Cathedral Square is the religious centre of Moscow and the historic heart of the Kremlin, and is home to numerous churches. The attractive Annunciation Cathedral was set aside for the private use of royalty and contains beautifully painted murals and icons on the interior walls. The throne of Ivan the Terrible can be found in the Cathedral of the Assumption, which was used for the coronation of tsars; most of the leaders of the Russian Orthodox Church are buried here and their tombs line the walls of the spacious, richly coloured interior. The Belfry of Ivan the Great is the tallest structure within the walls and a visible city landmark. At its foot lies one of the world's biggest bells, broken in a fall from its bell tower in 1701, and nearby is one of the world's largest cannons, the Tsar Cannon.

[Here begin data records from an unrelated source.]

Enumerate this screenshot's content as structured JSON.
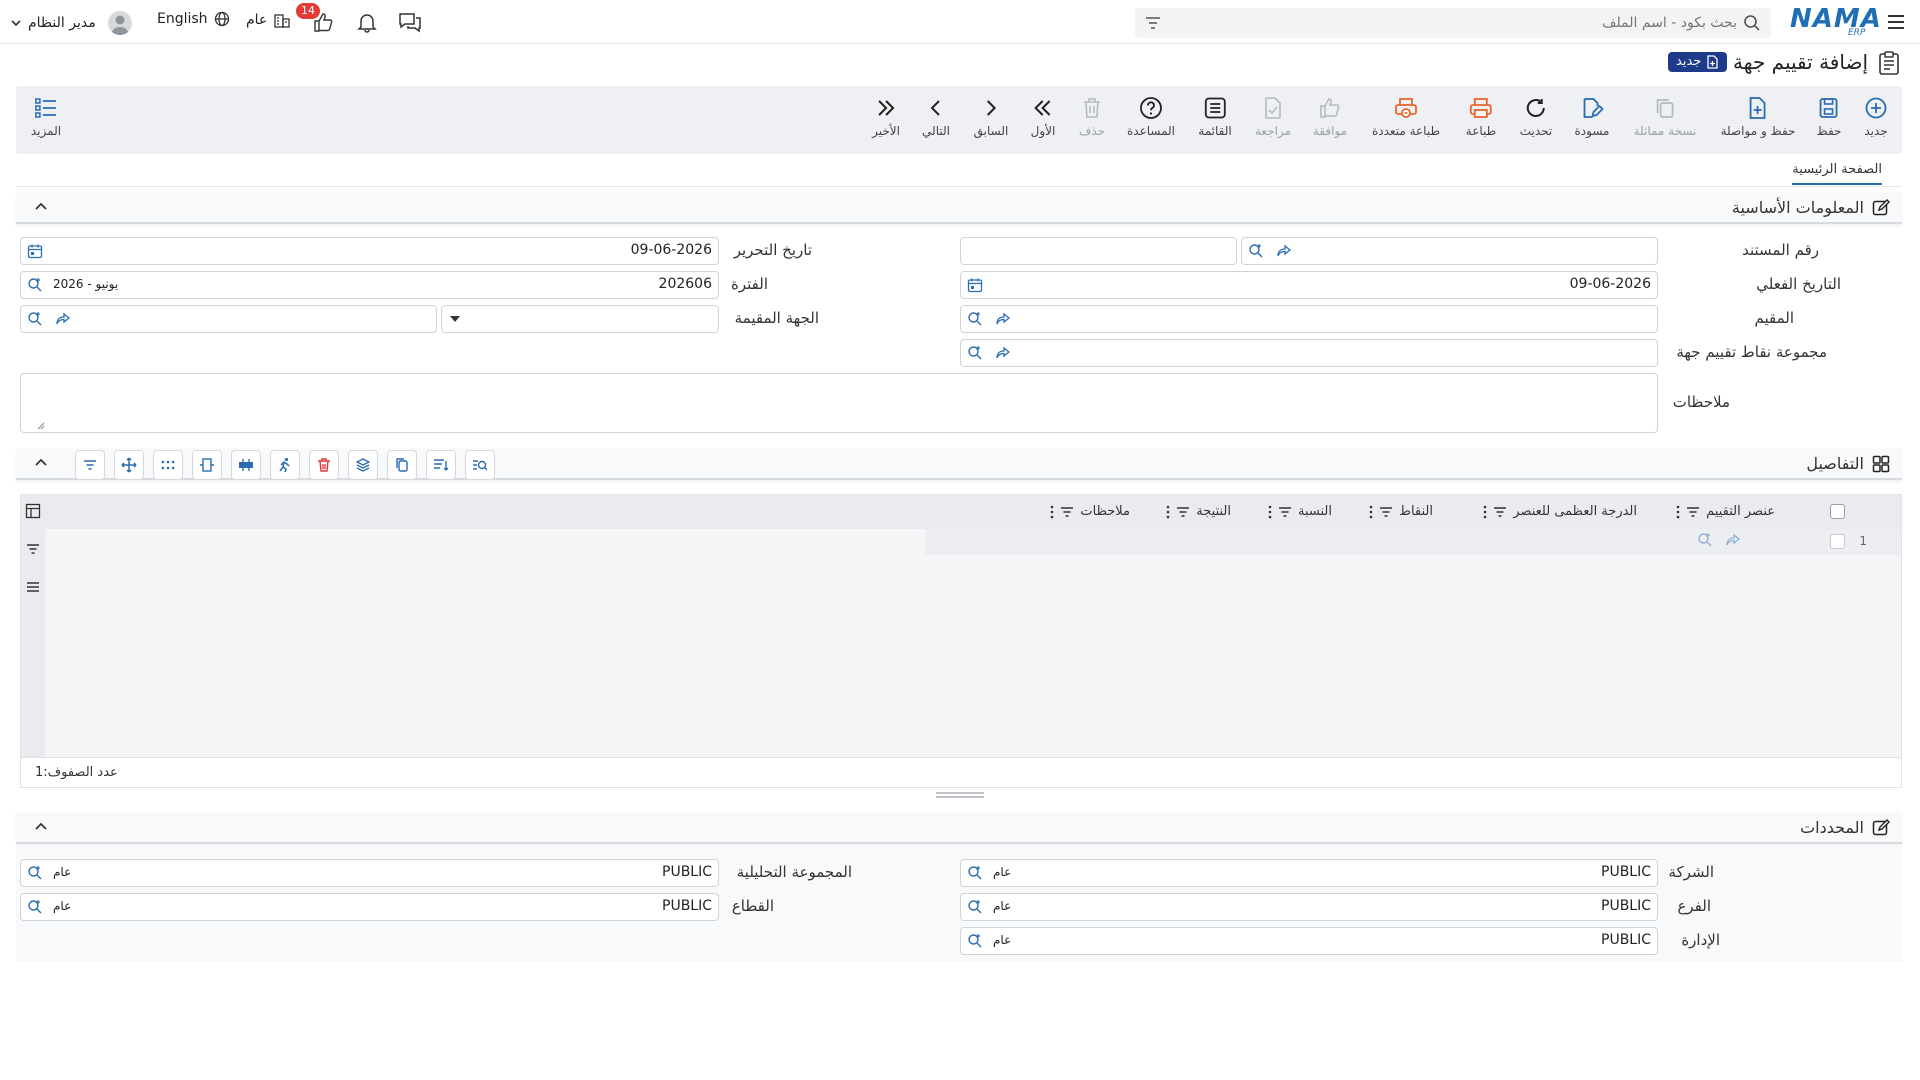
{
  "topbar": {
    "logo": "NAMA",
    "logo_sub": "ERP",
    "search_placeholder": "بحث بكود - اسم الملف",
    "user_name": "مدير النظام",
    "language": "English",
    "scope": "عام",
    "notification_count": "14"
  },
  "page": {
    "title": "إضافة تقييم جهة",
    "status_badge": "جديد"
  },
  "toolbar": {
    "new": "جديد",
    "save": "حفظ",
    "save_continue": "حفظ و مواصلة",
    "duplicate": "نسخة مماثلة",
    "draft": "مسودة",
    "refresh": "تحديث",
    "print": "طباعة",
    "multi_print": "طباعة متعددة",
    "approve": "موافقة",
    "review": "مراجعة",
    "list": "القائمة",
    "help": "المساعدة",
    "delete": "حذف",
    "first": "الأول",
    "previous": "السابق",
    "next": "التالي",
    "last": "الأخير",
    "more": "المزيد"
  },
  "tabs": {
    "main": "الصفحة الرئيسية"
  },
  "basic_info": {
    "title": "المعلومات الأساسية",
    "doc_number_label": "رقم المستند",
    "doc_number_value": "",
    "edit_date_label": "تاريخ التحرير",
    "edit_date_value": "09-06-2026",
    "actual_date_label": "التاريخ الفعلي",
    "actual_date_value": "09-06-2026",
    "period_label": "الفترة",
    "period_value": "202606",
    "period_name": "يونيو - 2026",
    "evaluator_label": "المقيم",
    "evaluator_value": "",
    "evaluating_party_label": "الجهة المقيمة",
    "evaluating_party_value": "",
    "points_group_label": "مجموعة نقاط تقييم جهة",
    "points_group_value": "",
    "notes_label": "ملاحظات",
    "notes_value": ""
  },
  "details": {
    "title": "التفاصيل",
    "columns": [
      "عنصر التقييم",
      "الدرجة العظمى للعنصر",
      "النقاط",
      "النسبة",
      "النتيجة",
      "ملاحظات"
    ],
    "rows": [
      {
        "index": "1"
      }
    ],
    "row_count_label": "عدد الصفوف:",
    "row_count_value": "1"
  },
  "dimensions": {
    "title": "المحددات",
    "company_label": "الشركة",
    "company_value": "PUBLIC",
    "company_name": "عام",
    "branch_label": "الفرع",
    "branch_value": "PUBLIC",
    "branch_name": "عام",
    "department_label": "الإدارة",
    "department_value": "PUBLIC",
    "department_name": "عام",
    "analytic_group_label": "المجموعة التحليلية",
    "analytic_group_value": "PUBLIC",
    "analytic_group_name": "عام",
    "sector_label": "القطاع",
    "sector_value": "PUBLIC",
    "sector_name": "عام"
  },
  "colors": {
    "accent": "#2a6cb0",
    "badge_bg": "#1e3a8a",
    "danger": "#e53935",
    "print_orange": "#e8652b",
    "logo_blue": "#1f6fb5"
  }
}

Also within the Kremlin is the Armoury Palace, the richest and oldest museum, housing a staggering collection of treasures gathered over the years by the church and Russian state, including jewel-studded coronation capes, thrones encrusted with diamonds, royal coaches and sleighs and the renowned jewelled Fabergé Easter eggs, each containing an exquisitely detailed miniature object of precious metal inside. The Diamond Fund Exhibition in the same building contains the 180-carat diamond given to Catherine the Great by Count Orlov.
Transport: Metro stop Biblioteka imeni Lenina or Aleksandrovsky Sad